While the dome of the north iwan and the hypostyle columns in the ancient prayer hall in the southeast corner are impressive,the highlight is the rare turreted Khodakhaneh. It was built in the mid-14th century (or perhaps earlier) to preserve valuable Qurans; poet Hafez is believed to have worked here. The Khodakhaneh (House of God) bears an uncanny likeness to the Kaaba at Mecca,and bears a unique Sassanid-style Tholth inscription in raised stone characters on a tiled background.
The beautiful Masjed-e Vakil was begun by Karim Khan and is the only major mosque surviving from the late Zand period. Beside the entrance to the bazaar,it has two vast iwans to the north and south,a magnificent inner courtyard surrounded by beautifully tiled alcoves and porches,and a pleasingly proportioned 75m-by-36m vaulted prayer hall supported by 48 carved columns. Inside the prayer hall are an impressive mihrab and 14-step marble minbar, carved from a monolith carried all the way from Azerbaijan. Much of the tiling,with its predominantly floral motifs and arabesques,was added in the early Qajar era.

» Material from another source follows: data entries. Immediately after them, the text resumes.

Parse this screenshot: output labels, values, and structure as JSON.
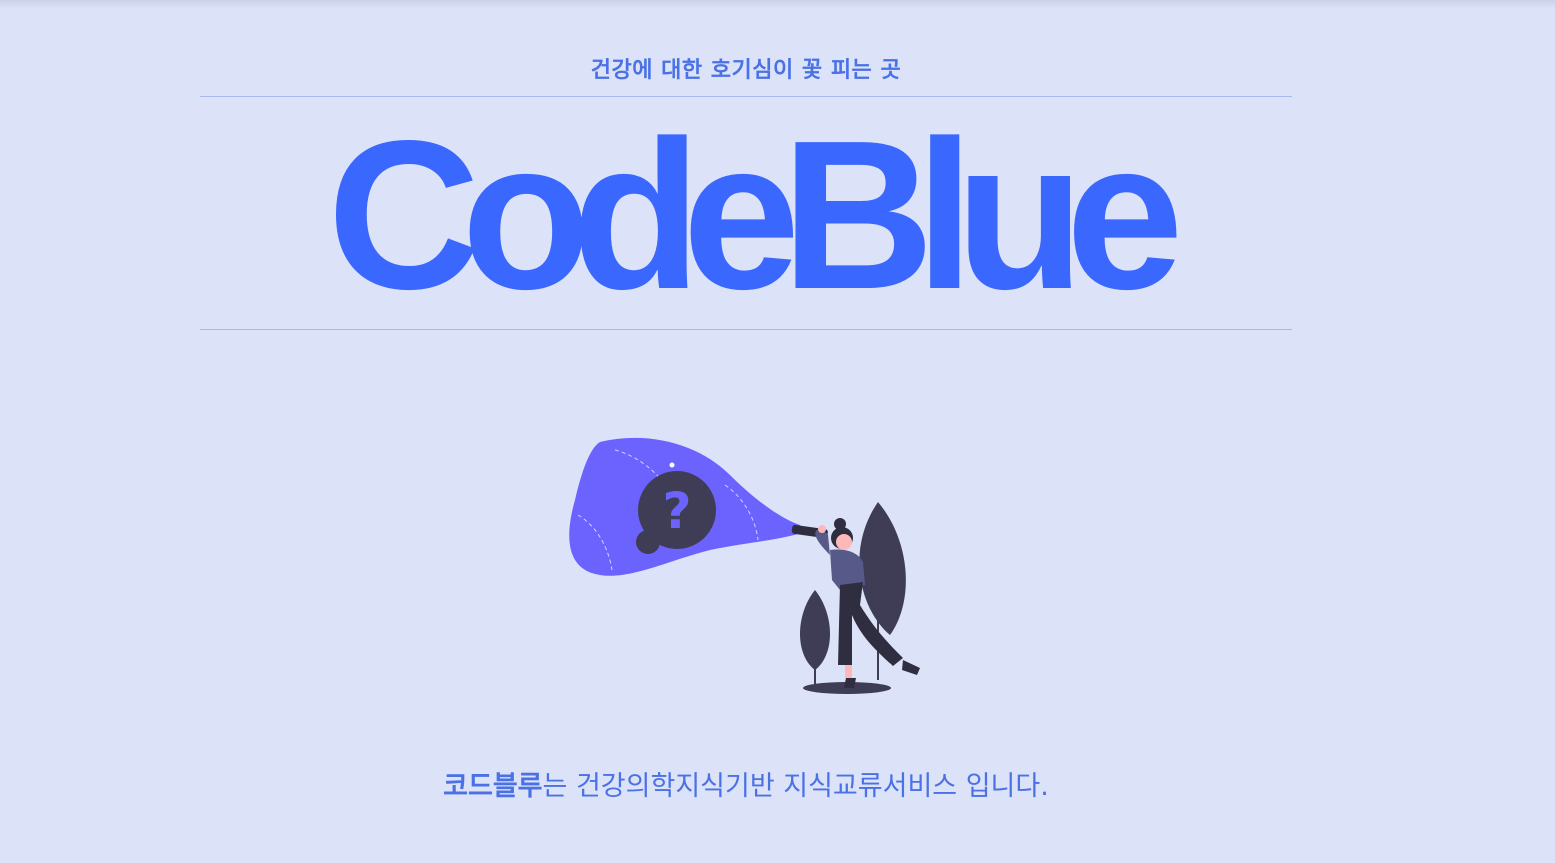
{
  "header": {
    "tagline": "건강에 대한 호기심이 꽃 피는 곳"
  },
  "brand": {
    "logo_text": "CodeBlue",
    "color": "#3a67fd"
  },
  "illustration": {
    "icon": "question-mark-icon",
    "accent_color": "#6c63ff"
  },
  "footer": {
    "brand_name": "코드블루",
    "description": "는 건강의학지식기반 지식교류서비스 입니다."
  }
}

Bagh-e Naranjestan is Shiraz’s smallest garden and is famous as the setting for the opulently decorated Naranjestan-e Ghavampavilion,built between 1879 and 1886,as part of a complex owned by one of Shiraz’s wealthiest Qajar-era families. The pavilion’s mirrored entrance hall opens onto rooms covered in a breathtaking combination of intricate tiles,inlaid wooden panels and stained-glass windows. Ceilings in the upstairs rooms are particularly interesting,with the beams painted with European-style motifs,including Alpine churches and busty German frauleins.
House of Zinat ol-Molk

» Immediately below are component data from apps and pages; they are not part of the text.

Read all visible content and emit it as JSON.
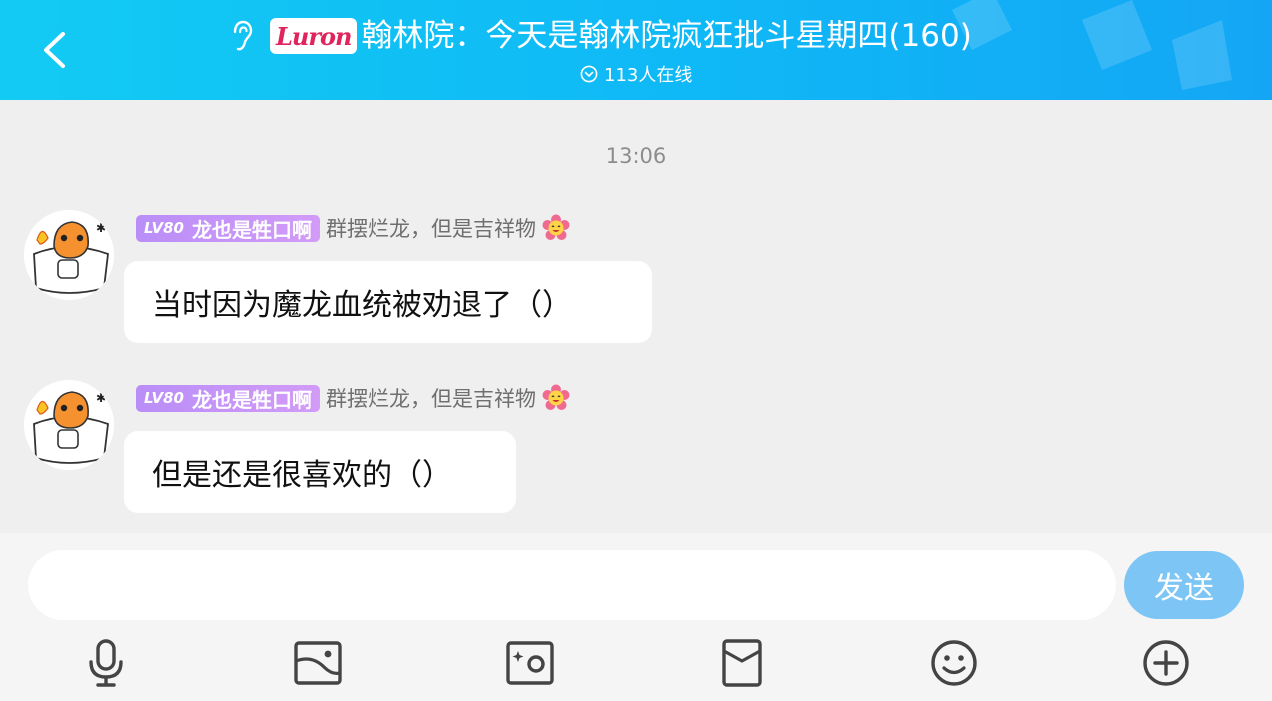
{
  "header": {
    "brand_badge": "Luron",
    "title": "翰林院：今天是翰林院疯狂批斗星期四(160)",
    "online_text": "113人在线",
    "gradient_start": "#12cbf3",
    "gradient_end": "#14a6f5"
  },
  "chat": {
    "timestamp": "13:06",
    "messages": [
      {
        "level": "LV80",
        "nickname": "龙也是牲口啊",
        "member_title": "群摆烂龙，但是吉祥物",
        "text": "当时因为魔龙血统被劝退了（）"
      },
      {
        "level": "LV80",
        "nickname": "龙也是牲口啊",
        "member_title": "群摆烂龙，但是吉祥物",
        "text": "但是还是很喜欢的（）"
      }
    ]
  },
  "composer": {
    "input_value": "",
    "send_label": "发送",
    "send_color": "#7cc5f4"
  },
  "toolbar": {
    "icons": [
      "microphone-icon",
      "photo-icon",
      "camera-icon",
      "red-packet-icon",
      "emoji-icon",
      "plus-icon"
    ]
  }
}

Down a small lane beside the garden is the Khan-e Zinat ol-Molk,which was originally the private,andaruni area of the complex and is named after its last owner,the daughter of the builder Qavam. Today most of the finely decorated rooms are stuffed with exhibits in the Fars History Museum,while others serve as galleries for young Shirazi artists. The gardens are in a walled compound 400m south of the Nasir ol-Molk Mosq.

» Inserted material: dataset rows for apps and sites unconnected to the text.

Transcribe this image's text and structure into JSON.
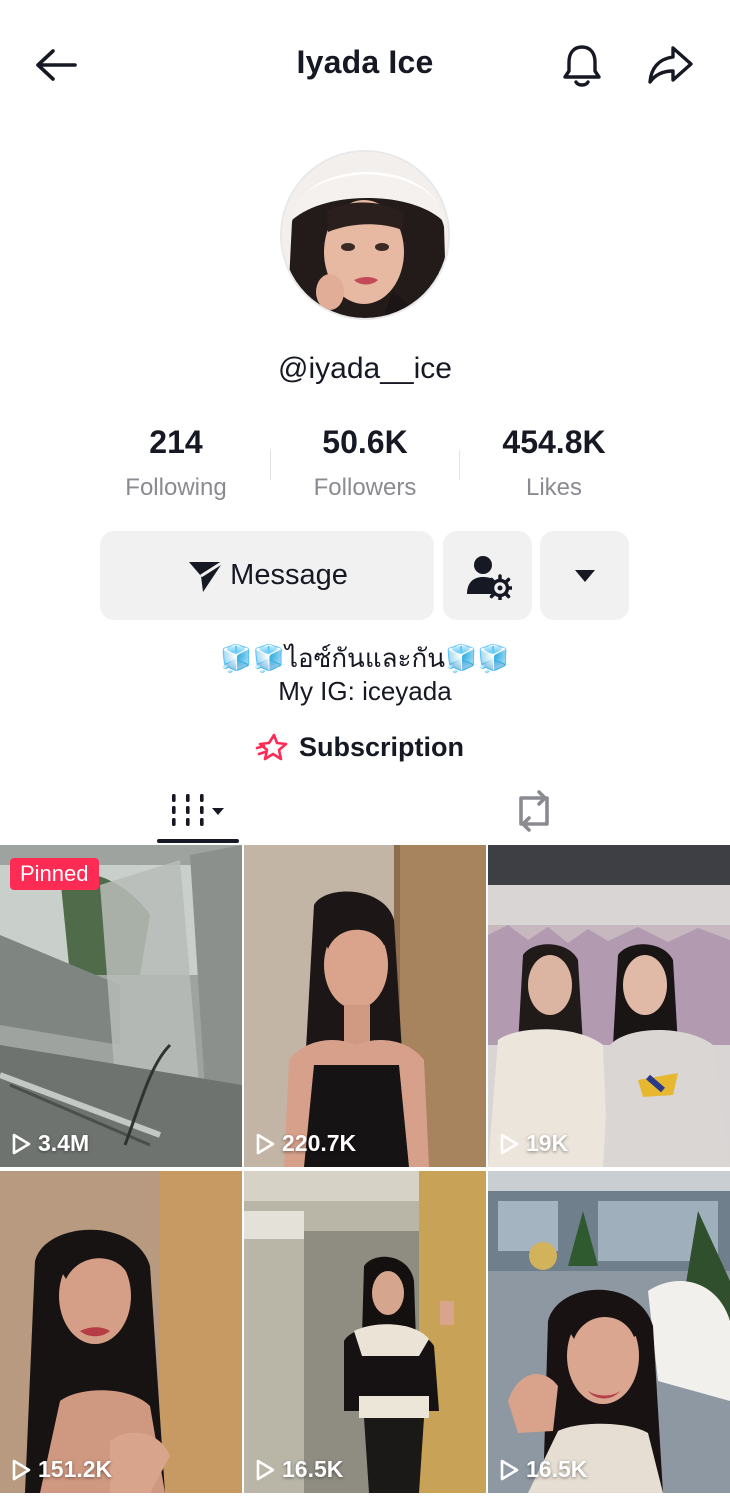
{
  "header": {
    "title": "Iyada Ice",
    "back_icon": "arrow-left-icon",
    "bell_icon": "bell-icon",
    "share_icon": "share-arrow-icon"
  },
  "profile": {
    "avatar_icon": "avatar",
    "handle": "@iyada__ice"
  },
  "stats": [
    {
      "value": "214",
      "label": "Following"
    },
    {
      "value": "50.6K",
      "label": "Followers"
    },
    {
      "value": "454.8K",
      "label": "Likes"
    }
  ],
  "actions": {
    "message_label": "Message",
    "message_icon": "send-plane-icon",
    "follow_settings_icon": "user-settings-icon",
    "more_icon": "caret-down-icon"
  },
  "bio": {
    "line1": "🧊🧊ไอซ์กันและกัน🧊🧊",
    "line2": "My IG: iceyada"
  },
  "subscription": {
    "label": "Subscription",
    "icon": "star-badge-icon",
    "icon_color": "#fe2c55"
  },
  "tabs": [
    {
      "name": "videos",
      "icon": "grid-bars-icon",
      "active": true
    },
    {
      "name": "reposts",
      "icon": "repost-icon",
      "active": false
    }
  ],
  "videos": [
    {
      "views": "3.4M",
      "pinned": true,
      "pinned_label": "Pinned"
    },
    {
      "views": "220.7K",
      "pinned": false
    },
    {
      "views": "19K",
      "pinned": false
    },
    {
      "views": "151.2K",
      "pinned": false
    },
    {
      "views": "16.5K",
      "pinned": false
    },
    {
      "views": "16.5K",
      "pinned": false
    }
  ],
  "colors": {
    "accent": "#fe2c55",
    "text": "#161823",
    "muted": "#8a8b91",
    "button_bg": "#f1f1f2"
  }
}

Famous for its tall cypress trees,the delightful Bagh-e Eram will impress visitors of all ages with its stunning sceneries and various flowers and trees. The gardens are managed by Shiraz University. The gardens are easy enough to reach by taking any shuttle taxi going along Zand towards the university.
The Aramgah-e Sa’di and its generous surrounding gardens are appropriate for a man who wrote so extensively about gardens and roses. It’s a tranquil place,with the tombstone housed in an open-sided stone colonnade,inscribed with various verses from Sa’di and supporting a tiled dome.